Led by Australian-born Harry Bridges, the Longshoreman’s Strike seized San Francisco even more boldly than on Bloody Tuesday, with other unions participating in a General Strike that paralyzed the city. That and other labor battles compelled Congress to adopt the National Labor Relations Act, cementing union power that strengthened the middle class, which is today disappearing.
Harry Bridges’ brought the city of San Francisco to a standstill.
“It’s poor or rich in this city,” TWU’s Willliams told us. “There’s no in between, that’s no secret.”
But worse than just a hollowing out of San Francisco’s middle class, modern workers teeter on the edge. Creatives, designers, tech employees, and other professionals are increasingly independent contractors, “freelancers” with little wage or job security protections. Many tech workers, notably younger and libertarian-leaning, also may have little experience with unions, Glass said.
The difference in sentiment between the 1900s and now may be that of will. Glass tells a story from one of his History of California Labor classes. The year was 1991, and as is usual with most community colleges, Glass’ class drew people of a wide range of ages.
“One of my students was a woman in her late 70s,” he recalled, “and she listened as I talked about the situation before the Longshoreman’s Strike. I mentioned some people were disappearing, people lost their jobs, there was a dark mood, even suicides. She stopped me right there.”

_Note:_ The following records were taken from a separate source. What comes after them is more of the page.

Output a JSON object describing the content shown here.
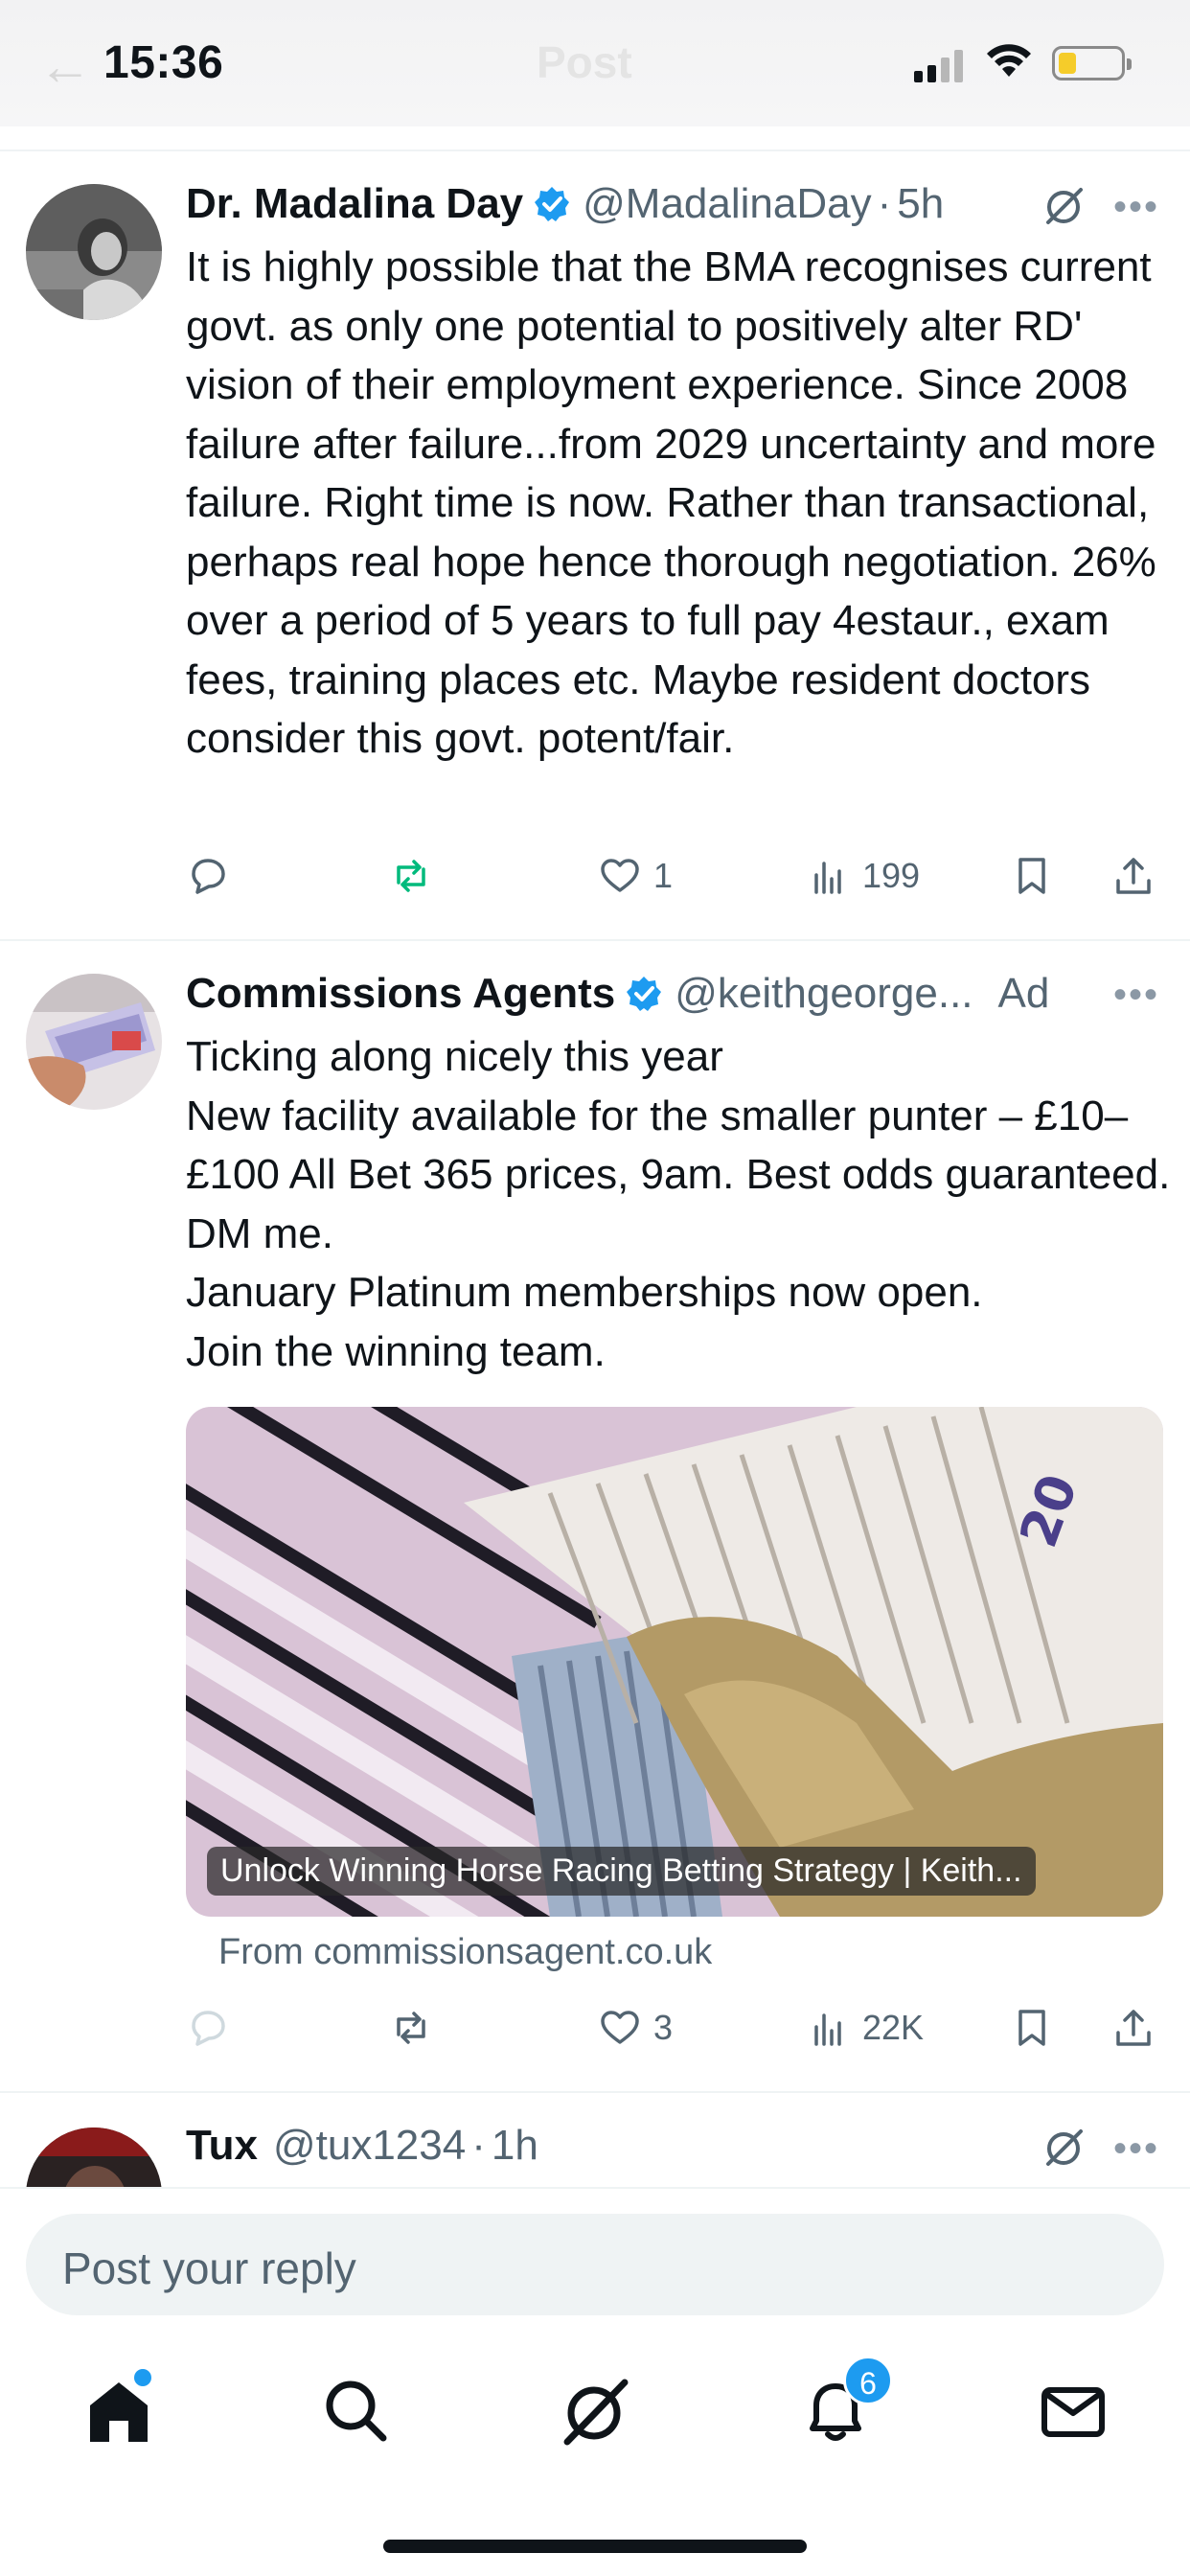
{
  "status_bar": {
    "time": "15:36"
  },
  "header": {
    "title": "Post",
    "back_icon": "arrow-left-icon"
  },
  "posts": [
    {
      "name": "Dr. Madalina Day",
      "verified": true,
      "handle": "@MadalinaDay",
      "separator": "·",
      "time": "5h",
      "text": "It is highly possible that the BMA recognises current govt. as only one potential to positively alter RD' vision of their employment experience. Since 2008 failure after failure...from 2029 uncertainty and more failure. Right time is now. Rather than transactional, perhaps real hope hence thorough negotiation. 26% over a period of 5 years to full pay 4estaur., exam fees, training places etc. Maybe resident doctors consider this govt. potent/fair.",
      "actions": {
        "replies": "",
        "reposts": "",
        "likes": "1",
        "views": "199"
      }
    },
    {
      "name": "Commissions Agents",
      "verified": true,
      "handle": "@keithgeorge...",
      "ad_label": "Ad",
      "text": "Ticking along nicely this year\nNew facility available for the smaller punter – £10–£100 All Bet 365 prices, 9am. Best odds guaranteed. DM me.\nJanuary Platinum memberships now open.\nJoin the winning team.",
      "card_caption": "Unlock Winning Horse Racing Betting Strategy | Keith...",
      "card_source": "From commissionsagent.co.uk",
      "actions": {
        "replies": "",
        "reposts": "",
        "likes": "3",
        "views": "22K"
      }
    },
    {
      "name": "Tux",
      "handle": "@tux1234",
      "separator": "·",
      "time": "1h"
    }
  ],
  "reply": {
    "placeholder": "Post your reply"
  },
  "nav": {
    "items": [
      "home-icon",
      "search-icon",
      "grok-icon",
      "bell-icon",
      "mail-icon"
    ],
    "notifications_count": "6"
  },
  "colors": {
    "accent": "#1d9bf0",
    "repost_active": "#00ba7c",
    "text": "#0f1419",
    "muted": "#536471"
  }
}
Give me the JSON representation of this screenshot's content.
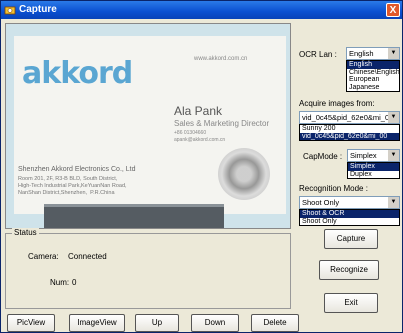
{
  "window": {
    "title": "Capture",
    "close_label": "X"
  },
  "card": {
    "logo": "akkord",
    "web": "www.akkord.com.cn",
    "person_name": "Ala Pank",
    "person_title": "Sales & Marketing Director",
    "person_contact": "+86 01304660\napank@akkord.com.cn",
    "company": "Shenzhen Akkord Electronics Co., Ltd",
    "address": "Room 201, 2F, R3-B BLD, South District,\nHigh-Tech Industrial Park,KeYuanNan Road,\nNanShan District,Shenzhen,  P.R.China"
  },
  "ocr": {
    "label": "OCR Lan :",
    "selected": "English",
    "options": [
      "English",
      "Chinese\\English",
      "European",
      "Japanese"
    ],
    "highlighted_index": 0
  },
  "acquire": {
    "label": "Acquire images from:",
    "selected": "vid_0c45&pid_62e0&mi_00",
    "options": [
      "Sunny 200",
      "vid_0c45&pid_62e0&mi_00"
    ],
    "highlighted_index": 1
  },
  "capmode": {
    "label": "CapMode :",
    "selected": "Simplex",
    "options": [
      "Simplex",
      "Duplex"
    ],
    "highlighted_index": 0
  },
  "recognition": {
    "label": "Recognition Mode :",
    "selected": "Shoot Only",
    "options": [
      "Shoot & OCR",
      "Shoot Only"
    ],
    "highlighted_index": 0
  },
  "status": {
    "legend": "Status",
    "camera_label": "Camera:",
    "camera_value": "Connected",
    "num_label": "Num:",
    "num_value": "0"
  },
  "buttons": {
    "capture": "Capture",
    "recognize": "Recognize",
    "exit": "Exit",
    "picview": "PicView",
    "imageview": "ImageView",
    "up": "Up",
    "down": "Down",
    "delete": "Delete"
  },
  "colors": {
    "title_bar": "#0a4fd0",
    "selection": "#0a246a",
    "logo": "#5aa6d2"
  }
}
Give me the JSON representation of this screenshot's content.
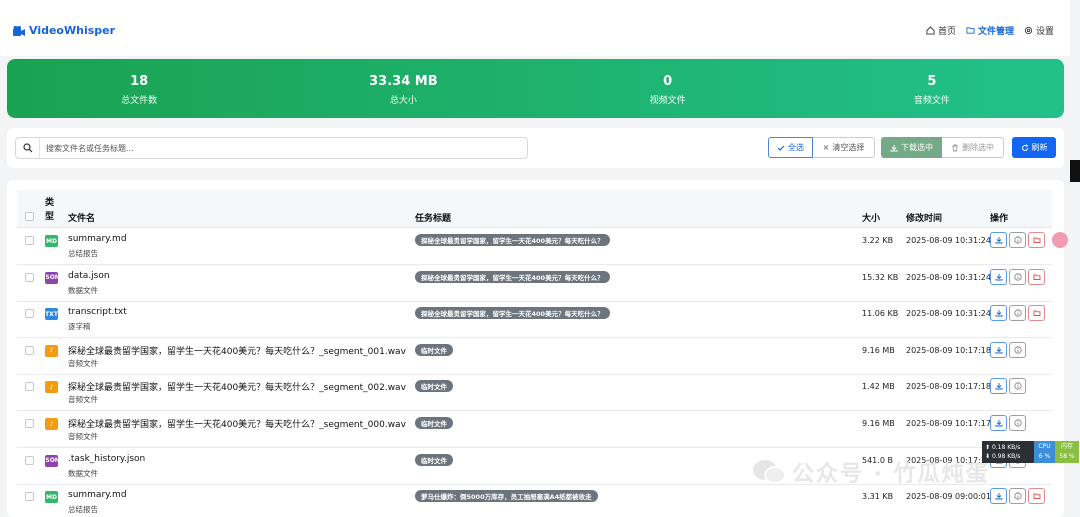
{
  "app": {
    "brand": "VideoWhisper"
  },
  "nav": {
    "home": "首页",
    "files": "文件管理",
    "settings": "设置"
  },
  "stats": [
    {
      "value": "18",
      "label": "总文件数"
    },
    {
      "value": "33.34 MB",
      "label": "总大小"
    },
    {
      "value": "0",
      "label": "视频文件"
    },
    {
      "value": "5",
      "label": "音频文件"
    }
  ],
  "toolbar": {
    "search_placeholder": "搜索文件名或任务标题...",
    "select_all": "全选",
    "clear_selection": "清空选择",
    "download_selected": "下载选中",
    "delete_selected": "删除选中",
    "refresh": "刷新"
  },
  "table": {
    "headers": {
      "type": "类型",
      "name": "文件名",
      "task": "任务标题",
      "size": "大小",
      "mtime": "修改时间",
      "actions": "操作"
    },
    "rows": [
      {
        "icon": "MD",
        "icon_color": "#2fb86a",
        "name": "summary.md",
        "type": "总结报告",
        "task": "探秘全球最贵留学国家，留学生一天花400美元？每天吃什么？",
        "size": "3.22 KB",
        "mtime": "2025-08-09 10:31:24",
        "folder": true
      },
      {
        "icon": "JSON",
        "icon_color": "#8e44ad",
        "name": "data.json",
        "type": "数据文件",
        "task": "探秘全球最贵留学国家，留学生一天花400美元？每天吃什么？",
        "size": "15.32 KB",
        "mtime": "2025-08-09 10:31:24",
        "folder": true
      },
      {
        "icon": "TXT",
        "icon_color": "#2e86de",
        "name": "transcript.txt",
        "type": "逐字稿",
        "task": "探秘全球最贵留学国家，留学生一天花400美元？每天吃什么？",
        "size": "11.06 KB",
        "mtime": "2025-08-09 10:31:24",
        "folder": true
      },
      {
        "icon": "♪",
        "icon_color": "#f39c12",
        "name": "探秘全球最贵留学国家，留学生一天花400美元？每天吃什么？_segment_001.wav",
        "type": "音频文件",
        "task": "临时文件",
        "size": "9.16 MB",
        "mtime": "2025-08-09 10:17:18",
        "folder": false
      },
      {
        "icon": "♪",
        "icon_color": "#f39c12",
        "name": "探秘全球最贵留学国家，留学生一天花400美元？每天吃什么？_segment_002.wav",
        "type": "音频文件",
        "task": "临时文件",
        "size": "1.42 MB",
        "mtime": "2025-08-09 10:17:18",
        "folder": false
      },
      {
        "icon": "♪",
        "icon_color": "#f39c12",
        "name": "探秘全球最贵留学国家，留学生一天花400美元？每天吃什么？_segment_000.wav",
        "type": "音频文件",
        "task": "临时文件",
        "size": "9.16 MB",
        "mtime": "2025-08-09 10:17:17",
        "folder": false
      },
      {
        "icon": "JSON",
        "icon_color": "#8e44ad",
        "name": ".task_history.json",
        "type": "数据文件",
        "task": "临时文件",
        "size": "541.0 B",
        "mtime": "2025-08-09 10:17:17",
        "folder": false
      },
      {
        "icon": "MD",
        "icon_color": "#2fb86a",
        "name": "summary.md",
        "type": "总结报告",
        "task": "萝马仕爆炸：倒5000万库存，员工抽屉塞满A4纸都被收走",
        "size": "3.31 KB",
        "mtime": "2025-08-09 09:00:01",
        "folder": true
      }
    ]
  },
  "sysmon": {
    "up": "0.18 KB/s",
    "down": "0.98 KB/s",
    "cpu_label": "CPU",
    "cpu_val": "6 %",
    "mem_label": "内存",
    "mem_val": "58 %"
  },
  "watermark": "公众号 · 竹瓜炖蛋"
}
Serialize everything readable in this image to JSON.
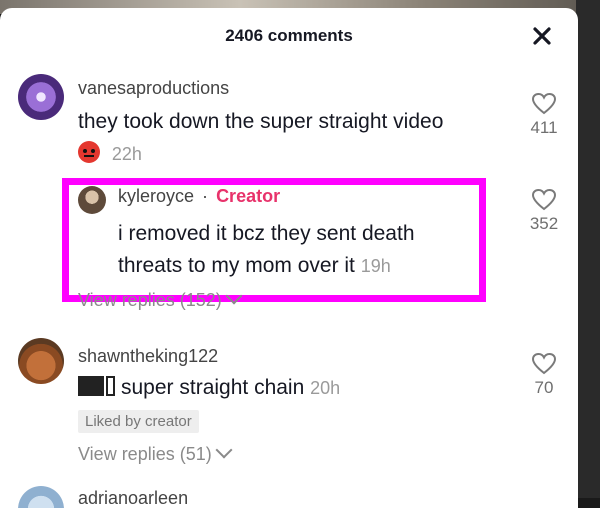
{
  "header": {
    "title": "2406 comments"
  },
  "comments": [
    {
      "username": "vanesaproductions",
      "text": "they took down the super straight video",
      "time": "22h",
      "likes": "411",
      "avatar_color": "#6b3fa0"
    },
    {
      "username": "kyleroyce",
      "separator": "·",
      "badge": "Creator",
      "text_line1": "i removed it bcz they sent death",
      "text_line2": "threats to my mom over it",
      "time": "19h",
      "likes": "352",
      "view_replies": "View replies (152)"
    },
    {
      "username": "shawntheking122",
      "text": "super straight chain",
      "time": "20h",
      "likes": "70",
      "liked_by_creator": "Liked by creator",
      "view_replies": "View replies (51)"
    },
    {
      "username": "adrianoarleen"
    }
  ],
  "colors": {
    "highlight": "#ff00ff",
    "creator_badge": "#e8326b"
  }
}
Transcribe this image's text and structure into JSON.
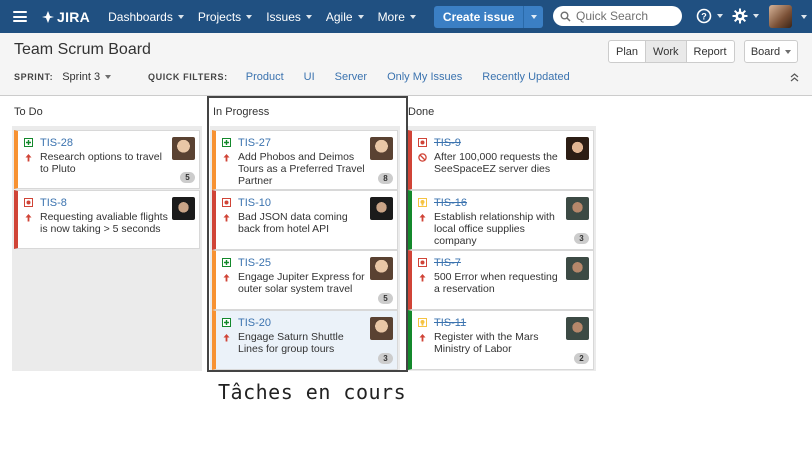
{
  "nav": {
    "logo_text": "JIRA",
    "items": [
      {
        "label": "Dashboards"
      },
      {
        "label": "Projects"
      },
      {
        "label": "Issues"
      },
      {
        "label": "Agile"
      },
      {
        "label": "More"
      }
    ],
    "create_label": "Create issue",
    "search_placeholder": "Quick Search",
    "colors": {
      "bar": "#205081",
      "create": "#3b7fc4"
    }
  },
  "header": {
    "title": "Team Scrum Board",
    "sprint_label": "SPRINT:",
    "sprint_value": "Sprint 3",
    "quick_filters_label": "QUICK FILTERS:",
    "quick_filters": [
      "Product",
      "UI",
      "Server",
      "Only My Issues",
      "Recently Updated"
    ],
    "modes": [
      "Plan",
      "Work",
      "Report"
    ],
    "active_mode": "Work",
    "board_button": "Board"
  },
  "columns": [
    {
      "title": "To Do",
      "cards": [
        {
          "key": "TIS-28",
          "summary": "Research options to travel to Pluto",
          "type": "new-feature",
          "priority": "major",
          "count": "5",
          "done": false,
          "border": "orange",
          "avatar_icon": "avatar-man-icon"
        },
        {
          "key": "TIS-8",
          "summary": "Requesting avaliable flights is now taking > 5 seconds",
          "type": "bug",
          "priority": "major",
          "count": "",
          "done": false,
          "border": "red",
          "avatar_icon": "avatar-man-dark-icon"
        }
      ]
    },
    {
      "title": "In Progress",
      "cards": [
        {
          "key": "TIS-27",
          "summary": "Add Phobos and Deimos Tours as a Preferred Travel Partner",
          "type": "new-feature",
          "priority": "major",
          "count": "8",
          "done": false,
          "border": "orange",
          "avatar_icon": "avatar-man-icon"
        },
        {
          "key": "TIS-10",
          "summary": "Bad JSON data coming back from hotel API",
          "type": "bug",
          "priority": "major",
          "count": "",
          "done": false,
          "border": "red",
          "avatar_icon": "avatar-man-dark-icon"
        },
        {
          "key": "TIS-25",
          "summary": "Engage Jupiter Express for outer solar system travel",
          "type": "new-feature",
          "priority": "major",
          "count": "5",
          "done": false,
          "border": "orange",
          "avatar_icon": "avatar-man-icon"
        },
        {
          "key": "TIS-20",
          "summary": "Engage Saturn Shuttle Lines for group tours",
          "type": "new-feature",
          "priority": "major",
          "count": "3",
          "done": false,
          "border": "orange",
          "avatar_icon": "avatar-man-icon",
          "selected": true
        }
      ]
    },
    {
      "title": "Done",
      "cards": [
        {
          "key": "TIS-9",
          "summary": "After 100,000 requests the SeeSpaceEZ server dies",
          "type": "bug",
          "priority": "blocker",
          "count": "",
          "done": true,
          "border": "red",
          "avatar_icon": "avatar-woman-icon"
        },
        {
          "key": "TIS-16",
          "summary": "Establish relationship with local office supplies company",
          "type": "improvement",
          "priority": "major",
          "count": "3",
          "done": true,
          "border": "green",
          "avatar_icon": "avatar-man-glasses-icon"
        },
        {
          "key": "TIS-7",
          "summary": "500 Error when requesting a reservation",
          "type": "bug",
          "priority": "major",
          "count": "",
          "done": true,
          "border": "red",
          "avatar_icon": "avatar-man-glasses-icon"
        },
        {
          "key": "TIS-11",
          "summary": "Register with the Mars Ministry of Labor",
          "type": "improvement",
          "priority": "major",
          "count": "2",
          "done": true,
          "border": "green",
          "avatar_icon": "avatar-man-glasses-icon"
        }
      ]
    }
  ],
  "caption": "Tâches en cours"
}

“She said ‘I was there, and what you’re saying is completely wrong. Sure, some people despaired, but when we organized, we had hope.You want to know about despair? Now is the real despair, because people don’t think they can change anything.'”